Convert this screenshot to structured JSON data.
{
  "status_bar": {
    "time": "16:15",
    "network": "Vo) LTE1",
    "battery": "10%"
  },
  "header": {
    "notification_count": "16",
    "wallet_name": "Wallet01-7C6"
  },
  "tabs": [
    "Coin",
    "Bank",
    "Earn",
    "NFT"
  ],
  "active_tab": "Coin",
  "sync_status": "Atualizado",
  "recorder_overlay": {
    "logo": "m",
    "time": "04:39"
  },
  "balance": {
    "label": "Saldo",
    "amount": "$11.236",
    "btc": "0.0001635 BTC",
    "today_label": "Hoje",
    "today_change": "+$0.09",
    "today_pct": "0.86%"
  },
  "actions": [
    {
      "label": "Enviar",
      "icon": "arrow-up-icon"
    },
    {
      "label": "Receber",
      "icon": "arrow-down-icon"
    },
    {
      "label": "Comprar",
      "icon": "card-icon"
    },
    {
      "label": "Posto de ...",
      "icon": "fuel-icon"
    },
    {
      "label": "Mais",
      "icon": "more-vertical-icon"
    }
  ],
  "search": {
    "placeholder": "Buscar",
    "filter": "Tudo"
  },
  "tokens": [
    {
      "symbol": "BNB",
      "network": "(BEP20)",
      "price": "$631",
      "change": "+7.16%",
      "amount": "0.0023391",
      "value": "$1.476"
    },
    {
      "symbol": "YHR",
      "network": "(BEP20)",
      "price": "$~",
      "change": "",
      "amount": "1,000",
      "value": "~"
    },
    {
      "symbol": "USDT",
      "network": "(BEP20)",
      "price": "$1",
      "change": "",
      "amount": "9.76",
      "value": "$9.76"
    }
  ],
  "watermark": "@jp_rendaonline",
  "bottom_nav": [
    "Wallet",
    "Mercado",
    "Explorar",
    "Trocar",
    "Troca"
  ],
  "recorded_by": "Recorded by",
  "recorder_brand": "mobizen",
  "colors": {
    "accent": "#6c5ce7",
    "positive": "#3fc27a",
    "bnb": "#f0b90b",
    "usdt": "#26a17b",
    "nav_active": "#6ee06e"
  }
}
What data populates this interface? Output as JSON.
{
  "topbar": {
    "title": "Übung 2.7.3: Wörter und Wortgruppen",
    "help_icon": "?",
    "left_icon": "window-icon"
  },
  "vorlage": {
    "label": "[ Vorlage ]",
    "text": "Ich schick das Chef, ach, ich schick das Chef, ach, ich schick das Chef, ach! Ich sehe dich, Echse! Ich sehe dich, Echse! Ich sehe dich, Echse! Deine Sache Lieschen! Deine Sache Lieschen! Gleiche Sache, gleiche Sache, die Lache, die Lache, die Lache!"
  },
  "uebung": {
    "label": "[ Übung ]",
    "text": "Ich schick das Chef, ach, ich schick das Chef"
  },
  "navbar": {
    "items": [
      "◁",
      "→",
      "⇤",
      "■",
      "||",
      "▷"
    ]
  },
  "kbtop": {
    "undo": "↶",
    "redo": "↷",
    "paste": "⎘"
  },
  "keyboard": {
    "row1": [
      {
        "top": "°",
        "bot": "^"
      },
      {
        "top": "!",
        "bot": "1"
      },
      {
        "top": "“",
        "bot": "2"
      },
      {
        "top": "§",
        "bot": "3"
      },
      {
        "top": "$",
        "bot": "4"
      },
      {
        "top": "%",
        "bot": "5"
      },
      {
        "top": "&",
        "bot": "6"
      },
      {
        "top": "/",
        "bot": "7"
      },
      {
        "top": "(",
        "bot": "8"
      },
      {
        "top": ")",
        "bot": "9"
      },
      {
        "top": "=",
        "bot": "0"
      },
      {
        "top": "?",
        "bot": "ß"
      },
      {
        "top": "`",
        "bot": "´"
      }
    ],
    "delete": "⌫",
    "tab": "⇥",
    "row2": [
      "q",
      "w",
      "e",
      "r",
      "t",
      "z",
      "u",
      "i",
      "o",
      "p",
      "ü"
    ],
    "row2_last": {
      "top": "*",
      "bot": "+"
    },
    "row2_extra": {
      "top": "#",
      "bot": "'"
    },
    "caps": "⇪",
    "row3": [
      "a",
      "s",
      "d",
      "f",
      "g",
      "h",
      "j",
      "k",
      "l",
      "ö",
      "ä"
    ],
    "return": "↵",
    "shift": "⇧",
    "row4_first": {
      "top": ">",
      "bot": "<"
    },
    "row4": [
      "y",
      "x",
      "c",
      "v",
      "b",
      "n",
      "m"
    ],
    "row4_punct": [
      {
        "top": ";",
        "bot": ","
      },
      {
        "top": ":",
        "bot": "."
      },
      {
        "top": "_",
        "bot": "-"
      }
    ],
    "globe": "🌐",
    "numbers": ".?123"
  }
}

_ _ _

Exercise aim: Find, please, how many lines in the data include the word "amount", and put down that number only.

Answer: 4